Avery passed away on Sunday, after his parents took him to the hospital when he appeared lethargic and displaying signs of a stomach ache.
Cronobacter Infection and Infant Formula
According to , previous infant deaths related to the cronobacter infection have ties to powdered infant formula.
Cronobacter infection is a rare, but deadly infection that affects the central nervous system and blood stream. Only two or three cases are reported worldwide every year. Babies with weakened immune systems and premature babies are most likely to contract the infection, but it can affect anyone. Up to 80 percent of cronobacter cases are fatal. When babies survive, they often experience neurological problems.

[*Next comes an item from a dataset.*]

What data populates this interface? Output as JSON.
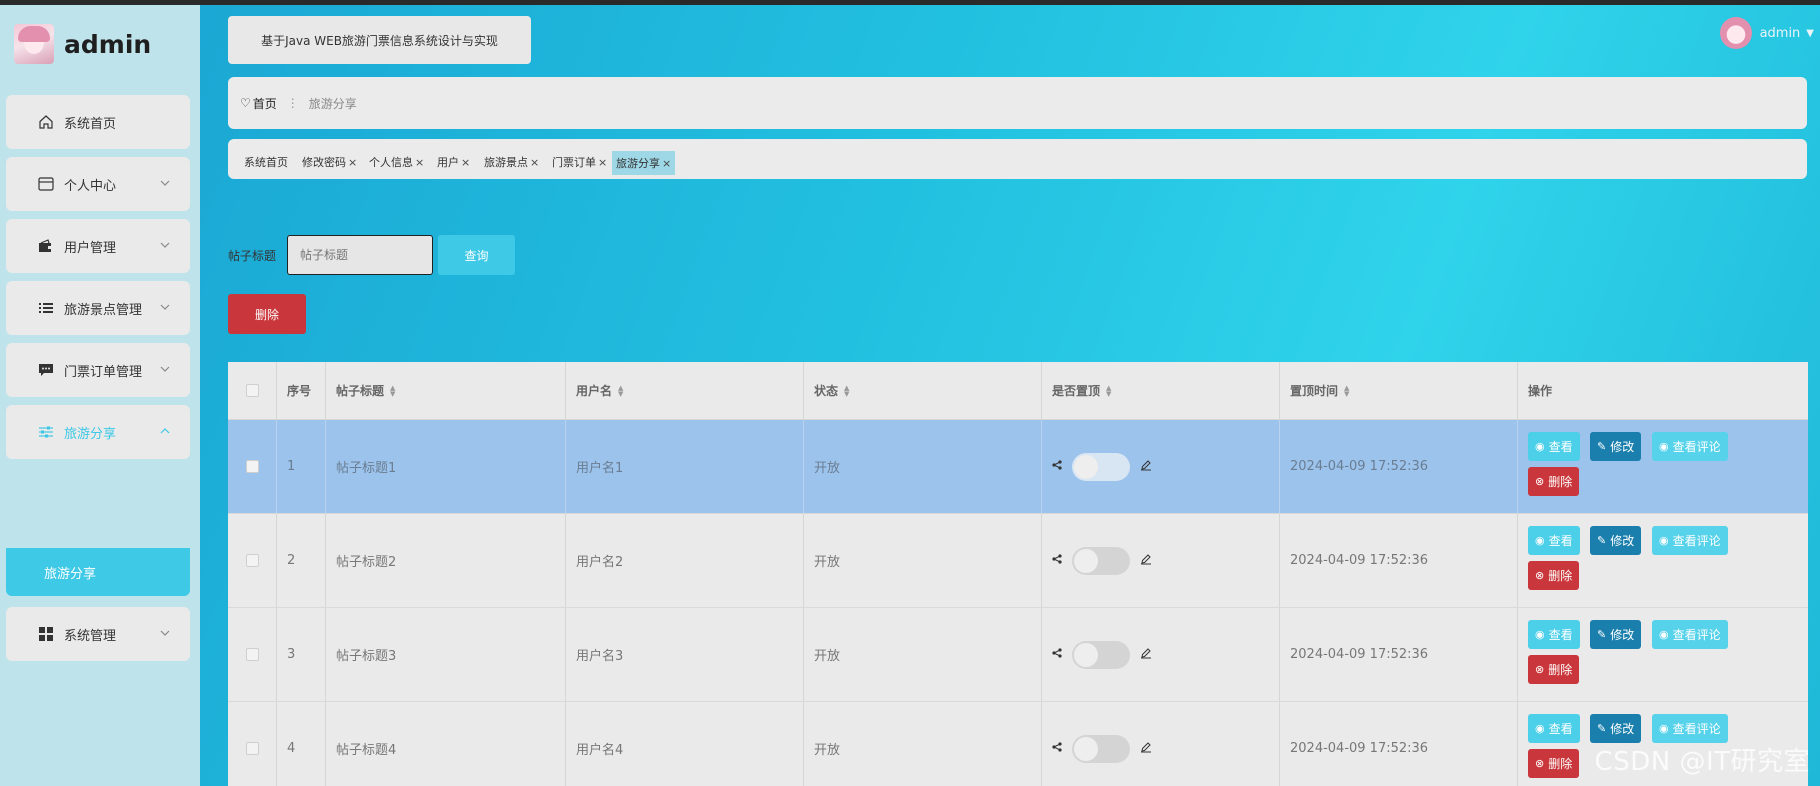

The bacteria, (sometimes called Enterobacter sakazakii) is found in wheat, rice, herbs, spices, and other plant material. Most cases of Cronobacter sakazakii are the result of powdered infant formula that has been contaminated with the bacteria. This infection is rare, because formula is prepared at high temperatures, which often kills the bacteria. In some cases, however, the bacteria can survive even after the preparation process.
A cronobacter infection can turn into Meningitis and intestine-destroying gut infections. Sometimes, the infection can be treated with antibiotics, and other times, the infection is an antibiotic resistant strain.
This infection does not affect breastfed babies.
Signs of a cronobacter infection may include jaundice, an unstable body temperature, irritability, poor feeding, and grunting while breathing.
If You Have Enfamil Newborn . . .
The FDA and CDC recommends parents who are using Enfamil Newborn powdered formula with the lot number ZP1K7G to stop using the formula, or return it to the store where they bought it. To prevent infection, parents need to wash hands, keep all feeding equipment sterilized, and only prepare enough formula for one feeding.
For more information on Infant Formula, visit the FDA’s Website.
Update (January 3, 2011):
Earlier this week, the CDC reported that they did not find any connection between infant formula and the Cronobacter infection that killed two babies – Avery Cornett was one of them – and made two others sick. Parents can continue to use powdered infant formula.